***** Source data
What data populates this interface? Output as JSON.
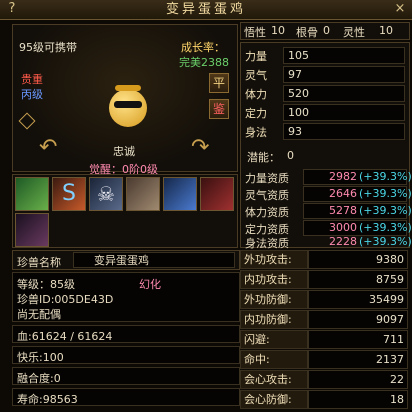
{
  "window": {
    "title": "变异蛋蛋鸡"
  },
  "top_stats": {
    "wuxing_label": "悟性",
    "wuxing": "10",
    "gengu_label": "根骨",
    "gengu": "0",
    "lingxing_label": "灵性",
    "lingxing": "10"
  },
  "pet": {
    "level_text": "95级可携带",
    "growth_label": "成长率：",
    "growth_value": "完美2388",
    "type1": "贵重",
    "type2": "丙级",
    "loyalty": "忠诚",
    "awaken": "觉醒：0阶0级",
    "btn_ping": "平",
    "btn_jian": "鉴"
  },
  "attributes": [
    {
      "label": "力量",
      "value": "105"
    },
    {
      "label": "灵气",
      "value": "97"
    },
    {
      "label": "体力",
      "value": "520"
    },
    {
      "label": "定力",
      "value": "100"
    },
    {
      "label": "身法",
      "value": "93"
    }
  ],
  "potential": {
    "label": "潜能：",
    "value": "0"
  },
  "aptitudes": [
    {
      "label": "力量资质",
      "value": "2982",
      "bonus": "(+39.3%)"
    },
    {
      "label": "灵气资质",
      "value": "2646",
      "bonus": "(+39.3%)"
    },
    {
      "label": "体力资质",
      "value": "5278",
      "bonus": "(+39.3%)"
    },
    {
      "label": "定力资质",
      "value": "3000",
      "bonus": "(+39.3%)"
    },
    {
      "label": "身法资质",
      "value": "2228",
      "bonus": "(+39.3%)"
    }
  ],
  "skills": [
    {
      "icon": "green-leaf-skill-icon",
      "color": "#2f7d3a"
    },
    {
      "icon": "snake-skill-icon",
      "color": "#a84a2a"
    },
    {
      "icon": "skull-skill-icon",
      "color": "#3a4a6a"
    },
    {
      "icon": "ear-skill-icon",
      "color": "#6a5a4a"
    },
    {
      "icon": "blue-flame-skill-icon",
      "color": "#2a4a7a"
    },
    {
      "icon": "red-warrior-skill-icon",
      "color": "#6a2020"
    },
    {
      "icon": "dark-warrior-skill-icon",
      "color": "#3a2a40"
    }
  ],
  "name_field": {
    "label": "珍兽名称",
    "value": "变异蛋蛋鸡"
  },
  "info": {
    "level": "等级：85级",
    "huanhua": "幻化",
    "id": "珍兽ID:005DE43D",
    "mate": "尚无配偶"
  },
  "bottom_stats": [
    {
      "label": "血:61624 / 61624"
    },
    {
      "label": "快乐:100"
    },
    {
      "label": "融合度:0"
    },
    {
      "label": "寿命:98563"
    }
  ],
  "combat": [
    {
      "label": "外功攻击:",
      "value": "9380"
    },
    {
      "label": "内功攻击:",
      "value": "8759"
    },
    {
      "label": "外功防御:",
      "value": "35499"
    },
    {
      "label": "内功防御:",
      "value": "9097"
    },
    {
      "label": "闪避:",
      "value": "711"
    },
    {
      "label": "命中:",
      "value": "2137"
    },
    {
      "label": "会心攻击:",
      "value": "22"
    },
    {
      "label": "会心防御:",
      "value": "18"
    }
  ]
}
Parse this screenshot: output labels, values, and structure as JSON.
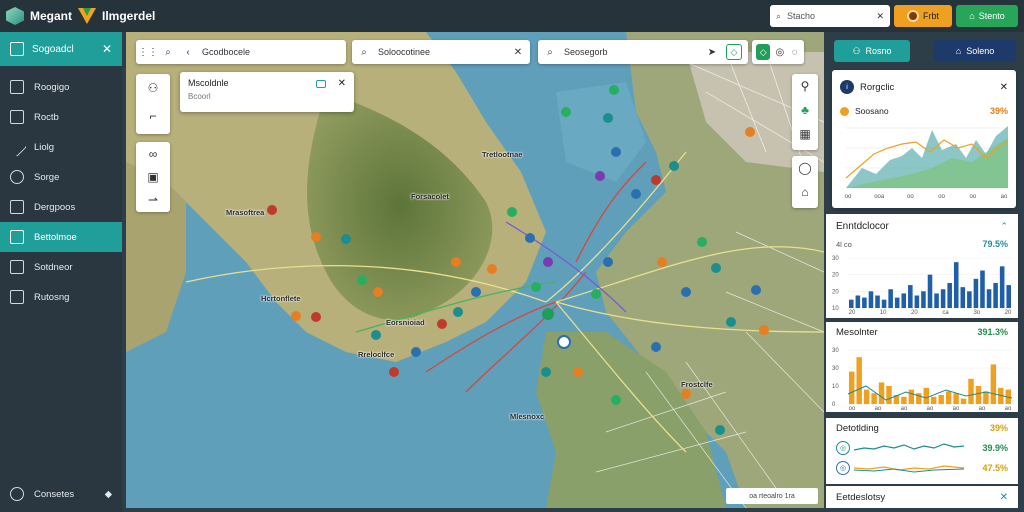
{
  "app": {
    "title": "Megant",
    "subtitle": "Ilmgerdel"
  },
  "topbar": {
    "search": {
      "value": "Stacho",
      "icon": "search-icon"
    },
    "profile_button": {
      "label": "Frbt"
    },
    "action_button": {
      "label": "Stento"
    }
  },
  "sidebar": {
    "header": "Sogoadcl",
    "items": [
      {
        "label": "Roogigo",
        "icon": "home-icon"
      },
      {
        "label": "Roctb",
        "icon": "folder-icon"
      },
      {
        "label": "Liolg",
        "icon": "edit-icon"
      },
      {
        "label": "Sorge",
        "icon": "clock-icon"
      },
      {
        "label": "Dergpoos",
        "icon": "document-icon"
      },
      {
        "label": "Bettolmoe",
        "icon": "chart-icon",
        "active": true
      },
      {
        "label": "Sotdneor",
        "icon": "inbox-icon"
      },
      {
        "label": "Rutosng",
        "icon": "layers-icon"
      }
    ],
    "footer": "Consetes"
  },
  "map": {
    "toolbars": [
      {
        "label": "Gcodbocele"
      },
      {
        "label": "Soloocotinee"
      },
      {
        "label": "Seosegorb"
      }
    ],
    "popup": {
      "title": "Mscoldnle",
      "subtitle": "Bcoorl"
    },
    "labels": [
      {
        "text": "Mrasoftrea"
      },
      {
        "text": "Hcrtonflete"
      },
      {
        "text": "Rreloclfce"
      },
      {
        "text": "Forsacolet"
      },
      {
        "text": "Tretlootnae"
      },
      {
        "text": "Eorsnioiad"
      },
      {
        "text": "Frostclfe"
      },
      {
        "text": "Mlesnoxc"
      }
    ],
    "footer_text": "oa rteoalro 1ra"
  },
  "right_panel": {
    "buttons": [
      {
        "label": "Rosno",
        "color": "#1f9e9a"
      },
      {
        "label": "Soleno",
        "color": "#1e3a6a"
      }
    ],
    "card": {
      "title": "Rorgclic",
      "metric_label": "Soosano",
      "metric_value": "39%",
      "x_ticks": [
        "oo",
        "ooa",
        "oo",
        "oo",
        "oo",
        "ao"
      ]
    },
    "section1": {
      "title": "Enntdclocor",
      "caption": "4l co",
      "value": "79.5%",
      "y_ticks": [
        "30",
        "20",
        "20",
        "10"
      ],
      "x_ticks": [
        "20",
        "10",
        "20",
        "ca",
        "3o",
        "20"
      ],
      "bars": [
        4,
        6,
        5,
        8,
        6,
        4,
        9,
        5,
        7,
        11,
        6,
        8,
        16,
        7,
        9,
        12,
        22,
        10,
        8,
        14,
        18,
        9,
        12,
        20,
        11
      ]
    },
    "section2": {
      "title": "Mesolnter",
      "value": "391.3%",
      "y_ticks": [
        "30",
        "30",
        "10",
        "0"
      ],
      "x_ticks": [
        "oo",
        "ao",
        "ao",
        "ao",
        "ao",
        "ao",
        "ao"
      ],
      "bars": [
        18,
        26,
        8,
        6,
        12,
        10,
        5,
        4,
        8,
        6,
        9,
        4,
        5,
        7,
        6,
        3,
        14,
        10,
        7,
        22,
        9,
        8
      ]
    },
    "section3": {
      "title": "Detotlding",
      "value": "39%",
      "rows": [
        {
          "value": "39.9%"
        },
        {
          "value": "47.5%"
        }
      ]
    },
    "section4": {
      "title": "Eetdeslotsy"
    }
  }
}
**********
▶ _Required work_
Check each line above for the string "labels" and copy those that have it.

▶ _Final answer_
Parse this screenshot: output labels, values, and structure as JSON.
    "labels": [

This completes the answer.